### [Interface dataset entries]

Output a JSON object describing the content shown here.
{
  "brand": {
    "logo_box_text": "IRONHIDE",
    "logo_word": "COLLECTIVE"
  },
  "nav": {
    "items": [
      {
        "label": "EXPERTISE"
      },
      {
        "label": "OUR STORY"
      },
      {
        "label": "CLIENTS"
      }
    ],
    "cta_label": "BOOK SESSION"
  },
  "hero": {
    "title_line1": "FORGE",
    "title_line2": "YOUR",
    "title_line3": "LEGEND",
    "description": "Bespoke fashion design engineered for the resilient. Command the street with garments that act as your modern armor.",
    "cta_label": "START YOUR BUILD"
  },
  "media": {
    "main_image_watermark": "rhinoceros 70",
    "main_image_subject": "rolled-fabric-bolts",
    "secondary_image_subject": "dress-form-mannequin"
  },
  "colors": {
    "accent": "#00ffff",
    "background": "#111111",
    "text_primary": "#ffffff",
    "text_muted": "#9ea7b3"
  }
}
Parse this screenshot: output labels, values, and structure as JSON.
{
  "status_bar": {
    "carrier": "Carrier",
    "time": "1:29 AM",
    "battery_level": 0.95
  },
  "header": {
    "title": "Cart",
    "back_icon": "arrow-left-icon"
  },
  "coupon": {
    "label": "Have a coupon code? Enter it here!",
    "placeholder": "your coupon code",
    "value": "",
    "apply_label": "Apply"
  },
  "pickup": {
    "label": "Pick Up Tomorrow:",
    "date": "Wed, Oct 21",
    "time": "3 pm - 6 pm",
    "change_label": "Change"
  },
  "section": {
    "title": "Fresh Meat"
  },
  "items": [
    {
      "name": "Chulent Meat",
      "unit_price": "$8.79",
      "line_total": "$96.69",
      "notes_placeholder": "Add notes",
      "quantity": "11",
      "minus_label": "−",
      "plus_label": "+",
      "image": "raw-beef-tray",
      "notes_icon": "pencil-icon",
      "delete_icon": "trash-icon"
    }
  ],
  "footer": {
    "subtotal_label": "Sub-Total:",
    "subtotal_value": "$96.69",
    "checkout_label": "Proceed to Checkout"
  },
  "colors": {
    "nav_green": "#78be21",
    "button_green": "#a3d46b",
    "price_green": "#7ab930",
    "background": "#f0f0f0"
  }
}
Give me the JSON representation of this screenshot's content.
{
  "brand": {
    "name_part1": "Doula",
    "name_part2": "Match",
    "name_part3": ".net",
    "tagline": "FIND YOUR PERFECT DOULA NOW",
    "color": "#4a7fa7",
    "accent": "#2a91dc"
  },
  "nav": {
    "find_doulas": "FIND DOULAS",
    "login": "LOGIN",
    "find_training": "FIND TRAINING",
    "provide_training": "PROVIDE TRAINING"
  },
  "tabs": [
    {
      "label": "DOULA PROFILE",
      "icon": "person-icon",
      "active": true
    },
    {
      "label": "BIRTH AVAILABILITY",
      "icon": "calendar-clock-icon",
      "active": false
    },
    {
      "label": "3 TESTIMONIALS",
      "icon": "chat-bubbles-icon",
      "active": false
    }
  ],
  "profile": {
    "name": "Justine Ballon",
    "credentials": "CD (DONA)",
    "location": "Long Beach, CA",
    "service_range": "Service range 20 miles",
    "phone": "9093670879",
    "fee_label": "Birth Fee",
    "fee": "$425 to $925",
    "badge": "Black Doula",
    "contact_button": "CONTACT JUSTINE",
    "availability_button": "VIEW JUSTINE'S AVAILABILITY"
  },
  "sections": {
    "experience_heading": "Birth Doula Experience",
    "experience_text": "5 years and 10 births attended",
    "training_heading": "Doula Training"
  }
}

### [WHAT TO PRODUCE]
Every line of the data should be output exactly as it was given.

### [ANSWER SPACE]
Output a JSON object describing the content shown here.
{
  "brand": {
    "logo_box_text": "IRONHIDE",
    "logo_word": "COLLECTIVE"
  },
  "nav": {
    "items": [
      {
        "label": "EXPERTISE"
      },
      {
        "label": "OUR STORY"
      },
      {
        "label": "CLIENTS"
      }
    ],
    "cta_label": "BOOK SESSION"
  },
  "hero": {
    "title_line1": "FORGE",
    "title_line2": "YOUR",
    "title_line3": "LEGEND",
    "description": "Bespoke fashion design engineered for the resilient. Command the street with garments that act as your modern armor.",
    "cta_label": "START YOUR BUILD"
  },
  "media": {
    "main_image_watermark": "rhinoceros 70",
    "main_image_subject": "rolled-fabric-bolts",
    "secondary_image_subject": "dress-form-mannequin"
  },
  "colors": {
    "accent": "#00ffff",
    "background": "#111111",
    "text_primary": "#ffffff",
    "text_muted": "#9ea7b3"
  }
}
Parse this screenshot: output labels, values, and structure as JSON.
{
  "status_bar": {
    "carrier": "Carrier",
    "time": "1:29 AM",
    "battery_level": 0.95
  },
  "header": {
    "title": "Cart",
    "back_icon": "arrow-left-icon"
  },
  "coupon": {
    "label": "Have a coupon code? Enter it here!",
    "placeholder": "your coupon code",
    "value": "",
    "apply_label": "Apply"
  },
  "pickup": {
    "label": "Pick Up Tomorrow:",
    "date": "Wed, Oct 21",
    "time": "3 pm - 6 pm",
    "change_label": "Change"
  },
  "section": {
    "title": "Fresh Meat"
  },
  "items": [
    {
      "name": "Chulent Meat",
      "unit_price": "$8.79",
      "line_total": "$96.69",
      "notes_placeholder": "Add notes",
      "quantity": "11",
      "minus_label": "−",
      "plus_label": "+",
      "image": "raw-beef-tray",
      "notes_icon": "pencil-icon",
      "delete_icon": "trash-icon"
    }
  ],
  "footer": {
    "subtotal_label": "Sub-Total:",
    "subtotal_value": "$96.69",
    "checkout_label": "Proceed to Checkout"
  },
  "colors": {
    "nav_green": "#78be21",
    "button_green": "#a3d46b",
    "price_green": "#7ab930",
    "background": "#f0f0f0"
  }
}
Give me the JSON representation of this screenshot's content.
{
  "brand": {
    "name_part1": "Doula",
    "name_part2": "Match",
    "name_part3": ".net",
    "tagline": "FIND YOUR PERFECT DOULA NOW",
    "color": "#4a7fa7",
    "accent": "#2a91dc"
  },
  "nav": {
    "find_doulas": "FIND DOULAS",
    "login": "LOGIN",
    "find_training": "FIND TRAINING",
    "provide_training": "PROVIDE TRAINING"
  },
  "tabs": [
    {
      "label": "DOULA PROFILE",
      "icon": "person-icon",
      "active": true
    },
    {
      "label": "BIRTH AVAILABILITY",
      "icon": "calendar-clock-icon",
      "active": false
    },
    {
      "label": "3 TESTIMONIALS",
      "icon": "chat-bubbles-icon",
      "active": false
    }
  ],
  "profile": {
    "name": "Justine Ballon",
    "credentials": "CD (DONA)",
    "location": "Long Beach, CA",
    "service_range": "Service range 20 miles",
    "phone": "9093670879",
    "fee_label": "Birth Fee",
    "fee": "$425 to $925",
    "badge": "Black Doula",
    "contact_button": "CONTACT JUSTINE",
    "availability_button": "VIEW JUSTINE'S AVAILABILITY"
  },
  "sections": {
    "experience_heading": "Birth Doula Experience",
    "experience_text": "5 years and 10 births attended",
    "training_heading": "Doula Training"
  }
}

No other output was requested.